For the most part, the hits have been coming. Entering play Monday, Puig—who missed Sunday's game against the St. Louis Cardinals after taking a pitch off the hand—is batting .308. His plate discipline has generally improved compared to last year, per FanGraphs, and he has a robust .396 OBP to show for it.
He's armed with the weapons—the disruptive speed, the howitzer arm—that make him one of the most complete players in the game.
Oh, and by the way, he's only 23.
All of which is to say the Dodgers shouldn't hit the panic button.
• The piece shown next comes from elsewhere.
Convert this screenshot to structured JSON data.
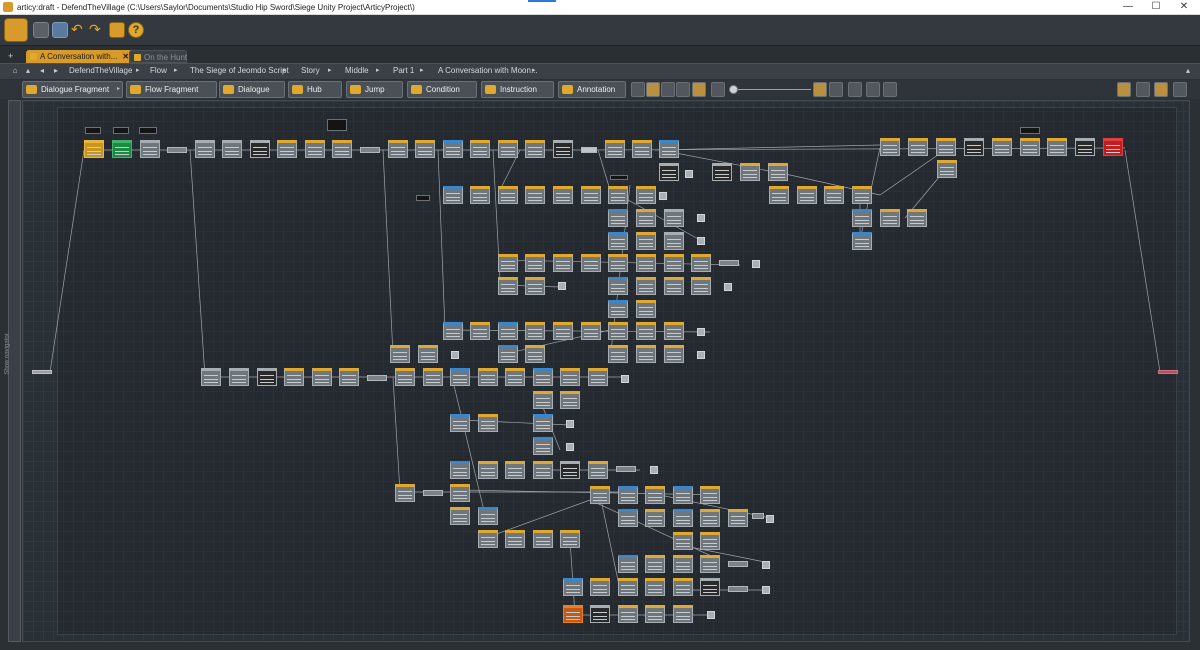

Really, with his overall numbers as good as they are, it's not even fair to classify Puig's struggles as a sophomore slump.
According to his countryman, Yoenis Cespedes of the Oakland A's, power isn't an essential part of Puig's game.
No question Puig can be good—spraying line drives and challenging the defense with his legs—without cracking the ball over the fence. Despite his home run struggles, he's 14th in WAR among MLB hitters, per FanGraphs.
But—could you sense there was a "but" coming?—Los Angeles and its fans expect more than merely good out of their irrepressible outfielder. They expect greatness. They expect a game-changing, generation-defining talent.
In his second season in the league, that's where Puig has set the bar.
There's a prevailing theory that participation in the Home Run Derby can mess with a player's swing. Will Puig get too power happy after participating in baseball's premier power event?
Dodgers hitting coach Mark McGwire, something of an authority on the subject, isn't buying it. "Ridiculous," McGwire told Plunkett when asked if the Derby would make Puig too home run happy. "These guys take batting practice every day and launch balls."
Batting practice, yes. The question now is when, and if, Puig will start launching balls when it counts.
The game, to quote Montero, has paid him back. Now we'll see what Puig has left in the bank.